Arsenal sold 60,000 tickets through the Ticket Exchange system last season, and from what I can gather a number of clubs have looked at Arsenal’s system and consider it to be a system that works rather well. On the other hand Paul Turner of the West Ham United Independent Supporters’ Association, is reported as saying that WHU attendance figures are “fake news” and a “face-saving operation” by the owners ahead of their attempt to increase the capacity at the stadium London tax payers are still paying for.
What is perhaps particularly interesting in all this is that during the time Mr Wenger was at Arsenal, Untold regularly received commentaries from anti-Wengerians claiming that people were giving up their season tickets, and that tickets were available to anyone who wanted them. It seems that story was maybe not quite 100% accurate.
But still, there is always something to complain about. Although for anyone interested, I am sure there will be plenty of spare tickets for the League Cup game against Brentford. And probably quite a few for the Europa too.
The latest post from our series on Henry Norris at the Arsenal
And today’s anniversaries
- What every football club (and most certainly Arsenal) is aiming for.
- The apparent decline of Tottenham and the question of care for players elsewhere
- Positive injury news for Arsenal ahead Monday’s game with Sheffield United
- Arsenal’s finances stay secure but we can expect more price rises for fans

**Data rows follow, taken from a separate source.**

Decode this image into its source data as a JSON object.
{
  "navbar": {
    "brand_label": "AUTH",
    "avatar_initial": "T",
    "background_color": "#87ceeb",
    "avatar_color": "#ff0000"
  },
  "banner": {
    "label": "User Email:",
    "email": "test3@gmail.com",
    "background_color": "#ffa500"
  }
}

- How a 14th monk described Arsenal’s failure to buy Moisés Caicedo and Mykhailo Mudryk